This is my take on Mary Berry's superb recipe for slow-cooked shoulder of lamb. I agree with her that shoulder meat is sweeter, but I like to use the denser, leaner leg for this, from a more mature beast, packed with the extra flavour of longer grazing, or an extra-hardy mountain breed. Cumbrian Herdwick is perfect. If you are cooking for two or three, a half-leg takes 2½ hours.
I love the taste of fennel and lots of garlic with my lamb, and these are my additions. Mrs Berry's idea of anointing the joint with paprika is inspired, and resonates brilliantly with the spices in my grape jelly (find my recipe here).
- 1 leg mature lamb or hogget, on the bone, about 2.5kg
- 3 tbsp rosemary leaves finely chopped
- 2-3 tbsp oil (I use local rapeseed but plain olive oil is fine)
- 1 tsp paprika (unsmoked)
- Salt and pepper
- 2 English onions, sliced thickly
- a bulb of fennel, cut into quarters or eighths
- a head of garlic, halved
- 1.2 litres lamb or vegetable stock
- 2 tbsp plain flour
- 1 heaped teaspoon spiced grape jelly
Preheat the oven to 220°C/425°F/Gas 7 (200°C Fan).
Combine the rosemary and paprika with the oil and season well with salt and pepper.

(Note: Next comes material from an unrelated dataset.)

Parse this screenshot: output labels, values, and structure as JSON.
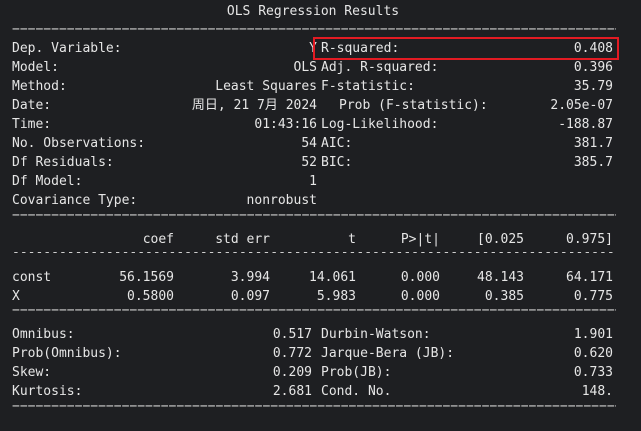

Rub all over the lamb.
Place the sliced onions and fennel, along with the garlic in the base of a small roasting tin with a trivet for the lamb to sit on. Add the stock and roast in the oven for 30 minutes, or until well browned, then reduce the temperature to 160°C/325°F/Gas 3 (140°C Fan).
Cover the lamb with aluminium foil and continue to roast for 3 - 4 hours, basting regularly with the juices, until it is so tender that it comes away from the bone.
Remove the lamb from the tin and keep warm on a serving plate. The skin should be crisp and dark. Rest it while you make the gravy.
Skim the surface fat from the pan, saving two tablespoons of it in a saucepan. Strain the juices into a measuring jug and add enough boiling water to make 570ml of liquid. Heat the fat in the saucepan until hot. Add the flour and stir until smooth. Still over the heat, add the roasting juices and whisk until thickened and smooth.
Check the seasoning and stir in the jelly.
Serve in thick slices with roast potatoes or a vegetable gratin.
Janet Wynne Evans
This would be beautiful with a Reserva Rioja, Châteauneuf-du-Pape or a spicy carignan, perhaps.